Poker is a game of chance, but it also has quite a bit of skill. It can be very addicting and even lucrative if you play smartly. Some people play poker just for fun, while others use it as a way to unwind after a long day at work or to earn a living.
The basics of the game are simple. Everyone antes something (the amount varies by game, but in our games it’s usually a nickel) and then they get dealt two cards. Then betting starts with the person to the left of the dealer. Players may call, raise, or fold. When the betting is over, the highest hand wins the pot.
Observe your opponents – A key part of the game is learning to read your opponents. This isn’t always as easy as picking up subtle physical tells, but it can be accomplished by watching how your opponents play. If you notice them calling every time, or folding a lot of hands, they probably have weak holdings and should be punished with aggressive bluffing.
Learn about the strengths and weaknesses of each card – Having a good understanding of poker’s hand ranking system is essential. This allows you to determine how strong your hand is in relation to other players’ and how much of a risk it poses for your opponents. This allows you to make the best decisions possible throughout the hand.
Pay attention to the board – This is especially important for lower stakes games where many players will get all in pre-flop with some pretty crappy hands. You should try to avoid doing this unless you have a very strong hand, like pocket kings or pocket queens. It’s very easy to lose your entire stack with a weak hand on the flop, so avoiding it as much as possible is key.
Play for the odds – Having an understanding of poker’s basic math is also important. This can help you calculate the probability of getting a specific card on the next street and how that compares to the cost of raising your bet. This will allow you to make the most profit from your hand.
Understand that failure is a natural part of the game – Every player will have a losing night at some point. It’s important to remember that these losses aren’t a bad thing, and they’ll eventually turn around. The more you practice your strategy, the better you’ll become at it, and you’ll start to see more victories.
Ultimately, the game of poker is a great learning tool that teaches you many important life lessons. It’s a fun and challenging game that can be played in either cash or tournament games. However, it’s best to focus on learning the fundamentals of the game before moving on to higher stakes games.
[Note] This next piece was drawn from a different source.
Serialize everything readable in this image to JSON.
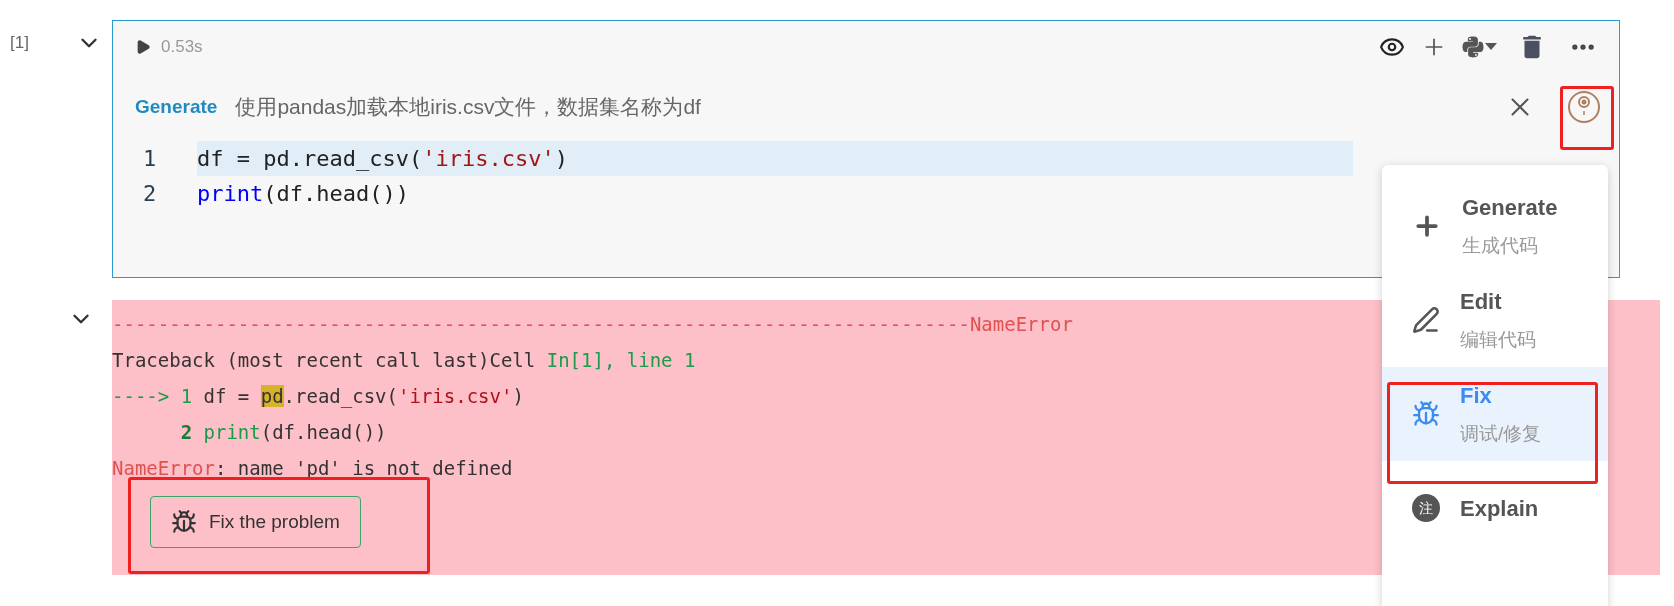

This will give you a greater understanding of the game and make it more enjoyable for you to play. Also, you’ll be able to take advantage of the additional skills and strategies that are required at higher stakes.